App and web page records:

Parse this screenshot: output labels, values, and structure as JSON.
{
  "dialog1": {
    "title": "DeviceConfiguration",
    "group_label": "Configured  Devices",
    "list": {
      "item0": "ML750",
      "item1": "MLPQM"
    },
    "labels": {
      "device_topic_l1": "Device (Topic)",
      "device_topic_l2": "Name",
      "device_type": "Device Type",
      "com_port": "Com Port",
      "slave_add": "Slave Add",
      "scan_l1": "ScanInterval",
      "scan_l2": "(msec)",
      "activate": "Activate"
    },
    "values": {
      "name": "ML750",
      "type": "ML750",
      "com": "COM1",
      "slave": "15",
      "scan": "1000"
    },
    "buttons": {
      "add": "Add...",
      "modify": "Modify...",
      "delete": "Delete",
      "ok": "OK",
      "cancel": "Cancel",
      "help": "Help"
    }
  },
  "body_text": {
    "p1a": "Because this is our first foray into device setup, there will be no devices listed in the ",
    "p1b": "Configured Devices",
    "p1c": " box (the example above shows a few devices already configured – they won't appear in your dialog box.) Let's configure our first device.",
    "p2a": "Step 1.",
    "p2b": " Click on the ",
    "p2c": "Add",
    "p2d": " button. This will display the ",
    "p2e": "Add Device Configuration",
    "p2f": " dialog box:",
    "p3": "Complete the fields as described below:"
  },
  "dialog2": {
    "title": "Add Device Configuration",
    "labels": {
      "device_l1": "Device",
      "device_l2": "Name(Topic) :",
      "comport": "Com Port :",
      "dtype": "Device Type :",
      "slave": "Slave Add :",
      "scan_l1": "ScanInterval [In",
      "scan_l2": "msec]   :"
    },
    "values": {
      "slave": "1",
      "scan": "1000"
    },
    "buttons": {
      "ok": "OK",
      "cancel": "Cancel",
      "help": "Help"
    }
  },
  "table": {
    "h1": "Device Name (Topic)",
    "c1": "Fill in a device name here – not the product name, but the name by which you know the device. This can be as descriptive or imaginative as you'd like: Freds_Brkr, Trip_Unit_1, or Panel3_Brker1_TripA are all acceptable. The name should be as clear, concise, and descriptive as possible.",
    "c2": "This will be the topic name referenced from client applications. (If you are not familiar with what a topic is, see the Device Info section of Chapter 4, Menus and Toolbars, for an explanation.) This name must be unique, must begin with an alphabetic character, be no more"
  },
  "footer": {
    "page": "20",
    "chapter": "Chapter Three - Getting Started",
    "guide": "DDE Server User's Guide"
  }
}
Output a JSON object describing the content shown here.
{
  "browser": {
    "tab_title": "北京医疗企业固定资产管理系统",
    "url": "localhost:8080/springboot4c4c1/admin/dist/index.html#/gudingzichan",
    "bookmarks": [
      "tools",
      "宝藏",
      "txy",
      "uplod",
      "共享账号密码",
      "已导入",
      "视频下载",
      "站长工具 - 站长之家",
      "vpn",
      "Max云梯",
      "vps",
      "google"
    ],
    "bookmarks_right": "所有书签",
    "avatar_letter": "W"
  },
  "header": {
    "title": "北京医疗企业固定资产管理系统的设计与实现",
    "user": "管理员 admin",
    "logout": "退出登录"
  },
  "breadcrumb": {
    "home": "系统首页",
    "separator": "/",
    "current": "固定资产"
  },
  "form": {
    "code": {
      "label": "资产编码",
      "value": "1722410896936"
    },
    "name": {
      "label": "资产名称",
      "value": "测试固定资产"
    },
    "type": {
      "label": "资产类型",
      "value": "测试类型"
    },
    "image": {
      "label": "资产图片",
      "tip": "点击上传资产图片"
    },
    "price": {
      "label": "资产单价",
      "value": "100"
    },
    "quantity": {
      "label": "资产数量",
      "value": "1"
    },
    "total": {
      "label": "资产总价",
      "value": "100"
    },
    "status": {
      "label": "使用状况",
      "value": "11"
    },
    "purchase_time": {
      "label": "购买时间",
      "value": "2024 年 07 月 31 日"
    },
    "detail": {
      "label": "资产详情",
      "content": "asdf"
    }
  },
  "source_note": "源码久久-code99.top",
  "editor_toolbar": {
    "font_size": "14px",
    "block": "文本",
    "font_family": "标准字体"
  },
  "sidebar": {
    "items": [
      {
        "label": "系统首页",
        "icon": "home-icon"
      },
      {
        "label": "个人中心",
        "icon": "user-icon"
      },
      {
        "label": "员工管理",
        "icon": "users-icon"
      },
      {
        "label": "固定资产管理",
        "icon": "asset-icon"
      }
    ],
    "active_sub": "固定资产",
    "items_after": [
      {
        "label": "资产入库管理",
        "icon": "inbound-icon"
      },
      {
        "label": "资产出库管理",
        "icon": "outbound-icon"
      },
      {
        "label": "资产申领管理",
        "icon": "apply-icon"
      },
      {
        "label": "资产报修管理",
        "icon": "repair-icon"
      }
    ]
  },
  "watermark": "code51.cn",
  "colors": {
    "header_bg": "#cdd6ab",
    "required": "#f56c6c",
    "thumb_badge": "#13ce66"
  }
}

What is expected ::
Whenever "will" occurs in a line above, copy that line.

The completed task ::
    "p1a": "Because this is our first foray into device setup, there will be no devices listed in the ",
    "p2d": " button. This will display the ",
    "c2": "This will be the topic name referenced from client applications. (If you are not familiar with what a topic is, see the Device Info section of Chapter 4, Menus and Toolbars, for an explanation.) This name must be unique, must begin with an alphabetic character, be no more"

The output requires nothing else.